> [WHAT NEEDS TO BE DONE]:
Which lines in the records below include the word "mindestens"? Report each of them in full.

+===+

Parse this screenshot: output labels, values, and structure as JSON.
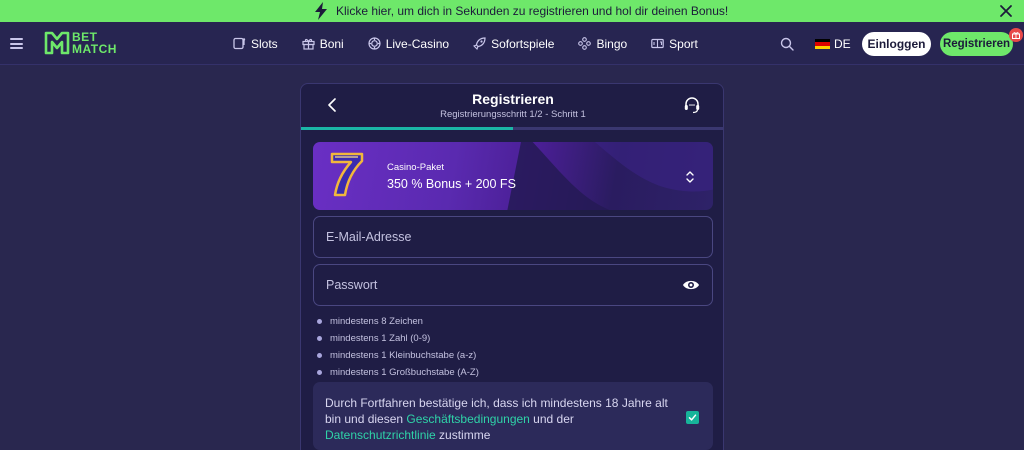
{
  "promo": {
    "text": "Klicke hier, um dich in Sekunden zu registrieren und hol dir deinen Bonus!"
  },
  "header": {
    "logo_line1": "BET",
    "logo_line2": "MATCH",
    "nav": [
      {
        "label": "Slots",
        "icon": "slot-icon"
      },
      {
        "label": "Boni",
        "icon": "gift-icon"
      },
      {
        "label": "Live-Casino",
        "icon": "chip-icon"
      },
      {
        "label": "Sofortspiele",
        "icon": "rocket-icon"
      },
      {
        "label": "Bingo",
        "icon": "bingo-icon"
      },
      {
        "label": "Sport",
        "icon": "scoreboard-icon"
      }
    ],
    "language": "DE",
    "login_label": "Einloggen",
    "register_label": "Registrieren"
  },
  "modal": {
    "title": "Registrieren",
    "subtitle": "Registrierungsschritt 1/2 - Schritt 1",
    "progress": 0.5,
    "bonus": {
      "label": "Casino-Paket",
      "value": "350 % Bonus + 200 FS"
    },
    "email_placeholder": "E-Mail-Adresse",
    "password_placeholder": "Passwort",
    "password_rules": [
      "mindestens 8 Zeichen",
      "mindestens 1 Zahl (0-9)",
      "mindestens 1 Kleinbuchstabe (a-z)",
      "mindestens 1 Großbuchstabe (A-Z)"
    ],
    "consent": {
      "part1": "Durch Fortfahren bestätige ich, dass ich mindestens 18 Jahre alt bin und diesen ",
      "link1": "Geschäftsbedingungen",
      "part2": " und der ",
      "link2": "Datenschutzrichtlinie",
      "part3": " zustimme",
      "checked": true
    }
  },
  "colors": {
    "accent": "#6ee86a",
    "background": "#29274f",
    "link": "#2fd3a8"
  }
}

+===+

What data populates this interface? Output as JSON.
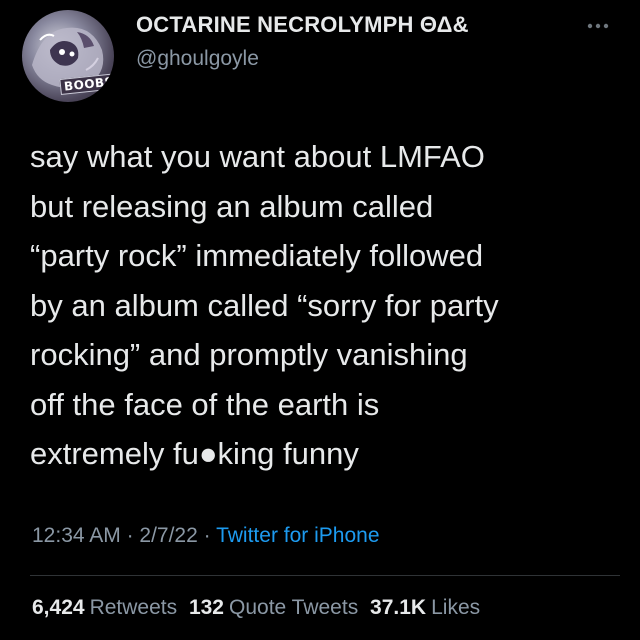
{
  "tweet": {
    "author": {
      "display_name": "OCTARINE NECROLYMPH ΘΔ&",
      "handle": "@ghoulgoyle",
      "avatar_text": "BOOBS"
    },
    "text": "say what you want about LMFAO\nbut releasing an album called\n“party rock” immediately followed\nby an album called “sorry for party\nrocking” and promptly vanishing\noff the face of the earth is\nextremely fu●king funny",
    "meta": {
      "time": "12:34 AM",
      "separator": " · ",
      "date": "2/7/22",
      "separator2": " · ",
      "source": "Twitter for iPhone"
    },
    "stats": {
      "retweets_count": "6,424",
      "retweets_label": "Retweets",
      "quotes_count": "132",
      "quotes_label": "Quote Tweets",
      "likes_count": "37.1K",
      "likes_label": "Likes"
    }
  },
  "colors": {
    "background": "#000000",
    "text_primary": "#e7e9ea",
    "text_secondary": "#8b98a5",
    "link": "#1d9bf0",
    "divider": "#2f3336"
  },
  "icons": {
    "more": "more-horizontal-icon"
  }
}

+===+

> [REPLY TO THE EXERCISE]:
      "mindestens 8 Zeichen",
      "mindestens 1 Zahl (0-9)",
      "mindestens 1 Kleinbuchstabe (a-z)",
      "mindestens 1 Großbuchstabe (A-Z)"
      "part1": "Durch Fortfahren bestätige ich, dass ich mindestens 18 Jahre alt bin und diesen ",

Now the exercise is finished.